Listed entries

-----

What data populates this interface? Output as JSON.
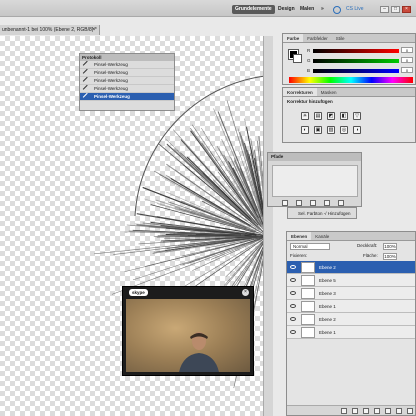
{
  "appbar": {
    "workspace_active": "Grundelemente",
    "workspace_design": "Design",
    "workspace_malen": "Malen",
    "more": "»",
    "cslive": "CS Live",
    "win_min": "–",
    "win_max": "□",
    "win_close": "×"
  },
  "doc": {
    "tab_title": "unbenannt-1 bei 100% (Ebene 2, RGB/8) *",
    "close": "×"
  },
  "history": {
    "title": "Protokoll",
    "items": [
      "Pinsel-Werkzeug",
      "Pinsel-Werkzeug",
      "Pinsel-Werkzeug",
      "Pinsel-Werkzeug",
      "Pinsel-Werkzeug"
    ],
    "selected": "Pinsel-Werkzeug"
  },
  "color": {
    "tabs": [
      "Farbe",
      "Farbfelder",
      "Stile"
    ],
    "r": "0",
    "g": "0",
    "b": "0",
    "r_label": "R",
    "g_label": "G",
    "b_label": "B"
  },
  "adjust": {
    "tabs": [
      "Korrekturen",
      "Masken"
    ],
    "subtitle": "Korrektur hinzufügen",
    "icons": [
      "☀",
      "▤",
      "◩",
      "◧",
      "▽",
      "◐",
      "▣",
      "▨",
      "◎",
      "◑",
      "▦",
      "◪"
    ]
  },
  "masks": {
    "title": "Pfade"
  },
  "paths": {
    "label": "Sel. Farbton -/ Hinzufügen"
  },
  "layers": {
    "tabs": [
      "Ebenen",
      "Kanäle"
    ],
    "blend_mode": "Normal",
    "opacity_label": "Deckkraft:",
    "opacity": "100%",
    "lock_label": "Fixieren:",
    "fill_label": "Fläche:",
    "fill": "100%",
    "items": [
      {
        "name": "Ebene 2",
        "selected": true
      },
      {
        "name": "Ebene 5",
        "selected": false
      },
      {
        "name": "Ebene 3",
        "selected": false
      },
      {
        "name": "Ebene 1",
        "selected": false
      },
      {
        "name": "Ebene 2",
        "selected": false
      },
      {
        "name": "Ebene 1",
        "selected": false
      }
    ]
  },
  "video": {
    "app": "skype",
    "close": "×"
  }
}
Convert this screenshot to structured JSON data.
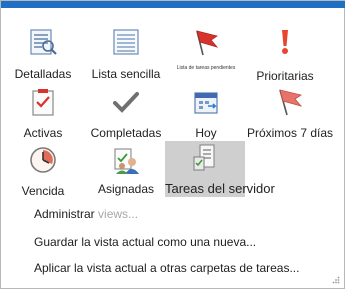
{
  "views": [
    {
      "label": "Detalladas",
      "icon": "detailed-list-icon"
    },
    {
      "label": "Lista sencilla",
      "icon": "simple-list-icon"
    },
    {
      "label": "Lista de tareas pendientes",
      "icon": "flag-icon"
    },
    {
      "label": "Prioritarias",
      "icon": "exclamation-icon"
    },
    {
      "label": "Activas",
      "icon": "active-tasks-icon"
    },
    {
      "label": "Completadas",
      "icon": "checkmark-icon"
    },
    {
      "label": "Hoy",
      "icon": "calendar-today-icon"
    },
    {
      "label": "Próximos 7 días",
      "icon": "next-seven-days-icon"
    },
    {
      "label": "Vencida",
      "icon": "clock-icon"
    },
    {
      "label": "Asignadas",
      "icon": "assigned-tasks-icon"
    },
    {
      "label": "Tareas del servidor",
      "icon": "server-tasks-icon"
    }
  ],
  "selected_view": "Tareas del servidor",
  "menu": {
    "manage_prefix": "Administrar",
    "manage_faded": " views...",
    "save_view": "Guardar la vista actual como una nueva...",
    "apply_view": "Aplicar la vista actual a otras carpetas de tareas..."
  },
  "colors": {
    "accent": "#1f6fc4",
    "selected_bg": "#cfcfcf",
    "flag_red": "#d8332b"
  }
}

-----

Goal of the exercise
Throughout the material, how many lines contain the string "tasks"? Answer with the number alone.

Written response
3